*** Block opens ***
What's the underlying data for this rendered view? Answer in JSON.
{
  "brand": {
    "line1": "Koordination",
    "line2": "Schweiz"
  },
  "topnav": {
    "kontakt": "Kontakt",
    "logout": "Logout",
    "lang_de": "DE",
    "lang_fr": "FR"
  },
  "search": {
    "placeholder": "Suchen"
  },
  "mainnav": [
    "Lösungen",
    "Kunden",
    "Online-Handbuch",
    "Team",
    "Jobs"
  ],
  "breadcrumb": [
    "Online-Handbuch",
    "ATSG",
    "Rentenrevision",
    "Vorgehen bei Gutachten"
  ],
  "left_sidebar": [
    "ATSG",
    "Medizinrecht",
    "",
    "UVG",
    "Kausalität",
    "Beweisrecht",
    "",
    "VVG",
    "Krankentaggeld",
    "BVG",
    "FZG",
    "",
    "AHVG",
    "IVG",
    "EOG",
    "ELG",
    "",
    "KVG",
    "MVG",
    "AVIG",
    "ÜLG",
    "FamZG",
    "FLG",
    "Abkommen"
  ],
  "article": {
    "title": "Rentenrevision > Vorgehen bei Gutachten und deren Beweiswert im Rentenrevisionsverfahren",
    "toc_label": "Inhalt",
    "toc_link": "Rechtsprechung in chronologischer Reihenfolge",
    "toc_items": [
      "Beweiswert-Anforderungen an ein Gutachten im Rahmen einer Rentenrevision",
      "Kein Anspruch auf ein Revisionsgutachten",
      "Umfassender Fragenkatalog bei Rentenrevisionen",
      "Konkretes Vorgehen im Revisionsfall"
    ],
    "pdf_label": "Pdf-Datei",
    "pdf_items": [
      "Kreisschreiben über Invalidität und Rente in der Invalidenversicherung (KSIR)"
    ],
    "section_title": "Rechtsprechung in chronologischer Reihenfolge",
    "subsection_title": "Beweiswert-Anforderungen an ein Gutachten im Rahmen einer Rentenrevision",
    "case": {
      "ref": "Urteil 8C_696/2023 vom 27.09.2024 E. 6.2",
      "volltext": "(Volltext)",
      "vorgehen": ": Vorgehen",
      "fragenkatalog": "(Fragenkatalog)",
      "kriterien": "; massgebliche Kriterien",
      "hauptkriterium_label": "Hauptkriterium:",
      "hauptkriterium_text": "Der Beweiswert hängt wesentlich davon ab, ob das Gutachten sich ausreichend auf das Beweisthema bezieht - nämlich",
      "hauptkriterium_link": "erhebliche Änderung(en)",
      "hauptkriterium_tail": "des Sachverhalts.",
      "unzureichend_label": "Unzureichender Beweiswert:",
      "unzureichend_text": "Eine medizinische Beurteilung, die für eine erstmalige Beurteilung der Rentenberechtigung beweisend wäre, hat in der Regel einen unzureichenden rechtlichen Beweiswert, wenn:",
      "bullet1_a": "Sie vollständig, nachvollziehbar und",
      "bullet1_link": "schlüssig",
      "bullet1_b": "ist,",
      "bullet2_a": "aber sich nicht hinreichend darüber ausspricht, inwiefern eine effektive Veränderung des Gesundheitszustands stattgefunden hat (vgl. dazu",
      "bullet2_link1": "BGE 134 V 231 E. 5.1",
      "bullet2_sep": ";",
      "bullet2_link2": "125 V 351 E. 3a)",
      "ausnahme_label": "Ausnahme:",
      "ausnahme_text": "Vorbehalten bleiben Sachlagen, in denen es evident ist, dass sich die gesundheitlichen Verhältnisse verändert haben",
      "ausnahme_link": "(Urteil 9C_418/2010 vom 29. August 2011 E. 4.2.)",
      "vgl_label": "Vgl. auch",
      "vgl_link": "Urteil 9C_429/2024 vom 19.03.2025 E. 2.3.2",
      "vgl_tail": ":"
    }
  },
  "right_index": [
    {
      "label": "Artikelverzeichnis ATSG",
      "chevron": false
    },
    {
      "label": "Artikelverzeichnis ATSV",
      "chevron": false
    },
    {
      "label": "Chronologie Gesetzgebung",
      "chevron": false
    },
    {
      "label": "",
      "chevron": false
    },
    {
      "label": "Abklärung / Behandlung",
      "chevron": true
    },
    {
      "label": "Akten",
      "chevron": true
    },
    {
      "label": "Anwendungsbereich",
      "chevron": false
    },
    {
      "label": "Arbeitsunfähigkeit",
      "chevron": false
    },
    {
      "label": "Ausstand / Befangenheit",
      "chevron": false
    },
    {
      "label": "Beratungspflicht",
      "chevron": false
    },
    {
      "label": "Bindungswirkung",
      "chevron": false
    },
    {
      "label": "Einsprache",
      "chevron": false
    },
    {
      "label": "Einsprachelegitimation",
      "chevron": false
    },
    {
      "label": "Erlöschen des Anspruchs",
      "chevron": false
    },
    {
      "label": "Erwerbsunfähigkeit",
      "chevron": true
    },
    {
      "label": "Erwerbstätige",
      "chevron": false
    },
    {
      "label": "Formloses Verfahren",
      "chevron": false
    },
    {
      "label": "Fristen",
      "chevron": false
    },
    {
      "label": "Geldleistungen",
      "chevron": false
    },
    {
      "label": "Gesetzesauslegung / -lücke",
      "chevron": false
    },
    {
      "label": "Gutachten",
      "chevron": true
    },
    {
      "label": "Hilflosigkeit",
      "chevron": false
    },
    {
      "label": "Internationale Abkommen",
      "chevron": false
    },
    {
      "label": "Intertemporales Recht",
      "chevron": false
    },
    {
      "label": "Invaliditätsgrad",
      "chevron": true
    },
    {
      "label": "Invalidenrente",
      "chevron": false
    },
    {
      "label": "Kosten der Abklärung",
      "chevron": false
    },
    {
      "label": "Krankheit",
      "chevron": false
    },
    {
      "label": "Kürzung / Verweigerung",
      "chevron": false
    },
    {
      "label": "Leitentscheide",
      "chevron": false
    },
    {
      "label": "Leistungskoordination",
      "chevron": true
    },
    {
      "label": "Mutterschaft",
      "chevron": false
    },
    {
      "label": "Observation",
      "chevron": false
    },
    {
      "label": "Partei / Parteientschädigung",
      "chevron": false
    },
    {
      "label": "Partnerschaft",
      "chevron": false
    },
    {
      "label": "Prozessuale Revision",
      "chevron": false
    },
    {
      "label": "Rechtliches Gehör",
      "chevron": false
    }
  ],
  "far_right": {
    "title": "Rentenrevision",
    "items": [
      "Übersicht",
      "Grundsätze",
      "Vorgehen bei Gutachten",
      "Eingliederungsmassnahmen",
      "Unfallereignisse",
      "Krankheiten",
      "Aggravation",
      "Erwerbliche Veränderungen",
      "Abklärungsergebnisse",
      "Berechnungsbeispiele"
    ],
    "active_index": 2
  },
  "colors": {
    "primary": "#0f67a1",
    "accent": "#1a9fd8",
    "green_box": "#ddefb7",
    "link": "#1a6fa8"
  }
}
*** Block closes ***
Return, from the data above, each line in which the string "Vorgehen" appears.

_EXERCISE RESPONSE_
    "Vorgehen bei Gutachten"
    "title": "Rentenrevision > Vorgehen bei Gutachten und deren Beweiswert im Rentenrevisionsverfahren",
      "Konkretes Vorgehen im Revisionsfall"
      "vorgehen": ": Vorgehen",
      "Vorgehen bei Gutachten",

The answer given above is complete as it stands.